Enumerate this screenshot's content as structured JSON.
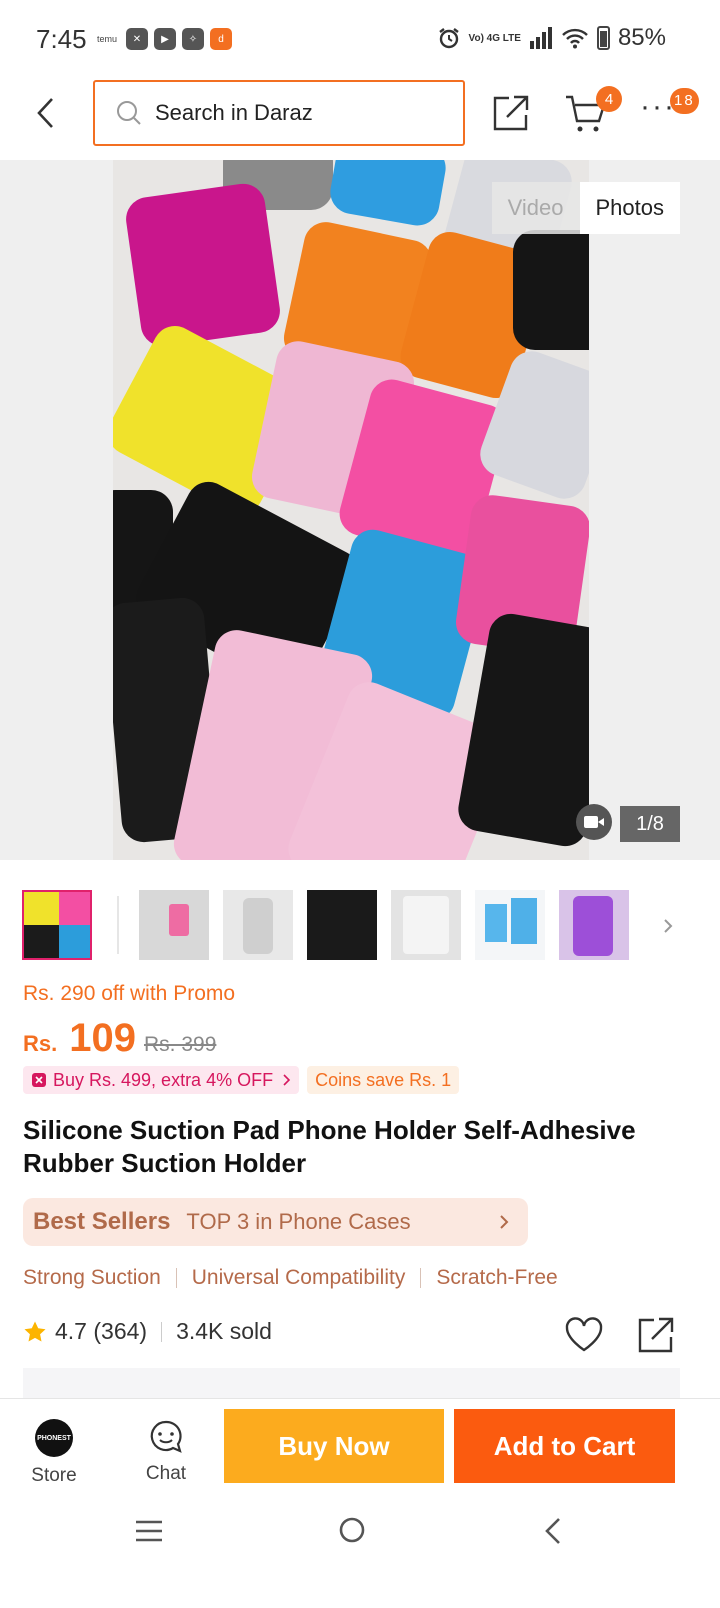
{
  "status_bar": {
    "time": "7:45",
    "app_icons": [
      "temu-icon",
      "capcut-icon",
      "youtube-icon",
      "app-icon",
      "daraz-icon"
    ],
    "network": "Vo) 4G LTE",
    "battery": "85%"
  },
  "header": {
    "search_placeholder": "Search in Daraz",
    "cart_count": "4",
    "more_count": "18"
  },
  "gallery": {
    "tabs": [
      "Video",
      "Photos"
    ],
    "active_tab": "Photos",
    "counter": "1/8",
    "thumbnail_count": 7
  },
  "product": {
    "promo_text": "Rs. 290 off with Promo",
    "currency": "Rs.",
    "price": "109",
    "old_price": "Rs. 399",
    "voucher_chip": "Buy Rs. 499, extra 4% OFF",
    "coins_chip": "Coins save Rs. 1",
    "title": "Silicone Suction Pad Phone Holder Self-Adhesive Rubber Suction Holder",
    "bestseller_label": "Best Sellers",
    "bestseller_rank": "TOP 3 in Phone Cases",
    "features": [
      "Strong Suction",
      "Universal Compatibility",
      "Scratch-Free"
    ],
    "rating": "4.7 (364)",
    "sold": "3.4K sold"
  },
  "action_bar": {
    "store_label": "Store",
    "store_logo_text": "PHONEST",
    "chat_label": "Chat",
    "buy_now_label": "Buy Now",
    "add_to_cart_label": "Add to Cart"
  },
  "colors": {
    "accent": "#f36f21",
    "buy_now": "#fcab1e",
    "add_to_cart": "#fb5b0f",
    "bestseller_bg": "#fbe8e0",
    "bestseller_text": "#b06a4a"
  }
}
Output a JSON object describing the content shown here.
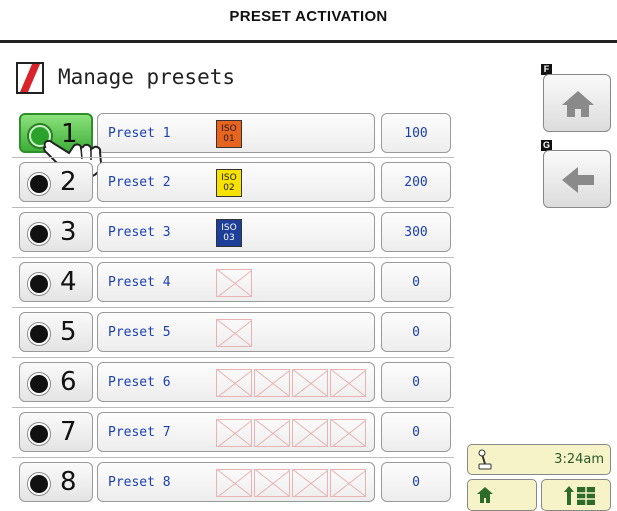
{
  "page": {
    "title": "PRESET ACTIVATION"
  },
  "header": {
    "title": "Manage presets",
    "icon": "red-slash-logo-icon"
  },
  "presets": [
    {
      "number": "1",
      "name": "Preset 1",
      "iso": [
        "ISO",
        "01"
      ],
      "iso_color": "#e8641e",
      "value": "100",
      "active": true
    },
    {
      "number": "2",
      "name": "Preset 2",
      "iso": [
        "ISO",
        "02"
      ],
      "iso_color": "#f6e100",
      "value": "200",
      "active": false
    },
    {
      "number": "3",
      "name": "Preset 3",
      "iso": [
        "ISO",
        "03"
      ],
      "iso_color": "#1d3f9a",
      "value": "300",
      "active": false
    },
    {
      "number": "4",
      "name": "Preset 4",
      "value": "0",
      "active": false
    },
    {
      "number": "5",
      "name": "Preset 5",
      "value": "0",
      "active": false
    },
    {
      "number": "6",
      "name": "Preset 6",
      "value": "0",
      "active": false
    },
    {
      "number": "7",
      "name": "Preset 7",
      "value": "0",
      "active": false
    },
    {
      "number": "8",
      "name": "Preset 8",
      "value": "0",
      "active": false
    }
  ],
  "softkeys": {
    "home": {
      "label": "F",
      "icon": "home-icon"
    },
    "back": {
      "label": "G",
      "icon": "back-arrow-icon"
    }
  },
  "status": {
    "time": "3:24am",
    "icon": "joystick-icon"
  },
  "bottom_buttons": [
    {
      "icon": "home-icon"
    },
    {
      "icon": "up-arrow-grid-icon"
    }
  ],
  "colors": {
    "active_green": "#3fae3a",
    "text_blue": "#1a3fb0",
    "status_bg": "#f7f3c8"
  }
}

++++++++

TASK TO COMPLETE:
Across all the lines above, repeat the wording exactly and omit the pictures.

RESPONSE FOR THIS EXERCISE:
Enumerate this screenshot's content as structured JSON.
{
  "status_bar": {
    "time": "7:45",
    "app_icons": [
      "temu-icon",
      "capcut-icon",
      "youtube-icon",
      "app-icon",
      "daraz-icon"
    ],
    "network": "Vo) 4G LTE",
    "battery": "85%"
  },
  "header": {
    "search_placeholder": "Search in Daraz",
    "cart_count": "4",
    "more_count": "18"
  },
  "gallery": {
    "tabs": [
      "Video",
      "Photos"
    ],
    "active_tab": "Photos",
    "counter": "1/8",
    "thumbnail_count": 7
  },
  "product": {
    "promo_text": "Rs. 290 off with Promo",
    "currency": "Rs.",
    "price": "109",
    "old_price": "Rs. 399",
    "voucher_chip": "Buy Rs. 499, extra 4% OFF",
    "coins_chip": "Coins save Rs. 1",
    "title": "Silicone Suction Pad Phone Holder Self-Adhesive Rubber Suction Holder",
    "bestseller_label": "Best Sellers",
    "bestseller_rank": "TOP 3 in Phone Cases",
    "features": [
      "Strong Suction",
      "Universal Compatibility",
      "Scratch-Free"
    ],
    "rating": "4.7 (364)",
    "sold": "3.4K sold"
  },
  "action_bar": {
    "store_label": "Store",
    "store_logo_text": "PHONEST",
    "chat_label": "Chat",
    "buy_now_label": "Buy Now",
    "add_to_cart_label": "Add to Cart"
  },
  "colors": {
    "accent": "#f36f21",
    "buy_now": "#fcab1e",
    "add_to_cart": "#fb5b0f",
    "bestseller_bg": "#fbe8e0",
    "bestseller_text": "#b06a4a"
  }
}
Output a JSON object describing the content shown here.
{
  "page": {
    "title": "PRESET ACTIVATION"
  },
  "header": {
    "title": "Manage presets",
    "icon": "red-slash-logo-icon"
  },
  "presets": [
    {
      "number": "1",
      "name": "Preset 1",
      "iso": [
        "ISO",
        "01"
      ],
      "iso_color": "#e8641e",
      "value": "100",
      "active": true
    },
    {
      "number": "2",
      "name": "Preset 2",
      "iso": [
        "ISO",
        "02"
      ],
      "iso_color": "#f6e100",
      "value": "200",
      "active": false
    },
    {
      "number": "3",
      "name": "Preset 3",
      "iso": [
        "ISO",
        "03"
      ],
      "iso_color": "#1d3f9a",
      "value": "300",
      "active": false
    },
    {
      "number": "4",
      "name": "Preset 4",
      "value": "0",
      "active": false
    },
    {
      "number": "5",
      "name": "Preset 5",
      "value": "0",
      "active": false
    },
    {
      "number": "6",
      "name": "Preset 6",
      "value": "0",
      "active": false
    },
    {
      "number": "7",
      "name": "Preset 7",
      "value": "0",
      "active": false
    },
    {
      "number": "8",
      "name": "Preset 8",
      "value": "0",
      "active": false
    }
  ],
  "softkeys": {
    "home": {
      "label": "F",
      "icon": "home-icon"
    },
    "back": {
      "label": "G",
      "icon": "back-arrow-icon"
    }
  },
  "status": {
    "time": "3:24am",
    "icon": "joystick-icon"
  },
  "bottom_buttons": [
    {
      "icon": "home-icon"
    },
    {
      "icon": "up-arrow-grid-icon"
    }
  ],
  "colors": {
    "active_green": "#3fae3a",
    "text_blue": "#1a3fb0",
    "status_bg": "#f7f3c8"
  }
}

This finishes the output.